What is expected -> Could you show all lines in the entries below that contain the string "تابع"?

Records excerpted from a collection
+---+

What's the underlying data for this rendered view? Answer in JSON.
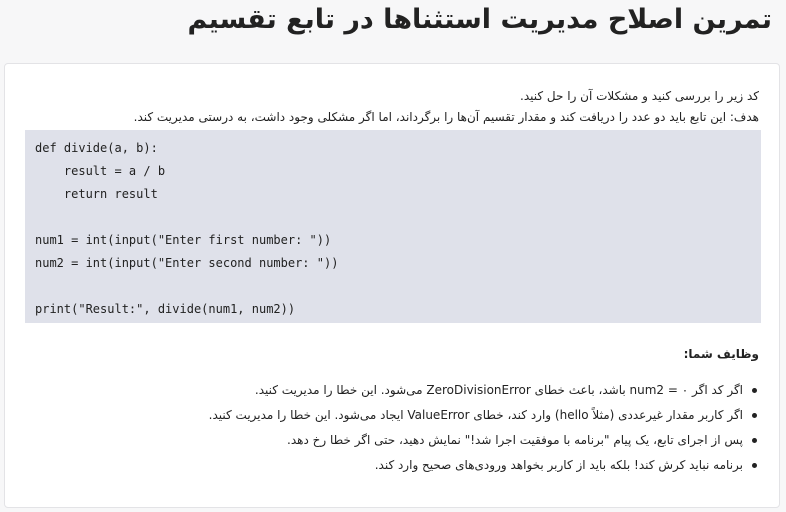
{
  "page": {
    "title": "تمرین اصلاح مدیریت استثناها در تابع تقسیم"
  },
  "intro": {
    "line1": "کد زیر را بررسی کنید و مشکلات آن را حل کنید.",
    "line2": "هدف: این تابع باید دو عدد را دریافت کند و مقدار تقسیم آن‌ها را برگرداند، اما اگر مشکلی وجود داشت، به درستی مدیریت کند."
  },
  "code": {
    "lines": [
      "def divide(a, b):",
      "    result = a / b",
      "    return result",
      "",
      "num1 = int(input(\"Enter first number: \"))",
      "num2 = int(input(\"Enter second number: \"))",
      "",
      "print(\"Result:\", divide(num1, num2))"
    ]
  },
  "tasks": {
    "heading": "وظایف شما:",
    "items": [
      "اگر کد اگر num2 = ۰ باشد، باعث خطای ZeroDivisionError می‌شود. این خطا را مدیریت کنید.",
      "اگر کاربر مقدار غیرعددی (مثلاً hello) وارد کند، خطای ValueError ایجاد می‌شود. این خطا را مدیریت کنید.",
      "پس از اجرای تابع، یک پیام \"برنامه با موفقیت اجرا شد!\" نمایش دهید، حتی اگر خطا رخ دهد.",
      "برنامه نباید کرش کند! بلکه باید از کاربر بخواهد ورودی‌های صحیح وارد کند."
    ]
  }
}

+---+

Solution ->
    "title": "تمرین اصلاح مدیریت استثناها در تابع تقسیم"
    "line2": "هدف: این تابع باید دو عدد را دریافت کند و مقدار تقسیم آن‌ها را برگرداند، اما اگر مشکلی وجود داشت، به درستی مدیریت کند."
      "پس از اجرای تابع، یک پیام \"برنامه با موفقیت اجرا شد!\" نمایش دهید، حتی اگر خطا رخ دهد.",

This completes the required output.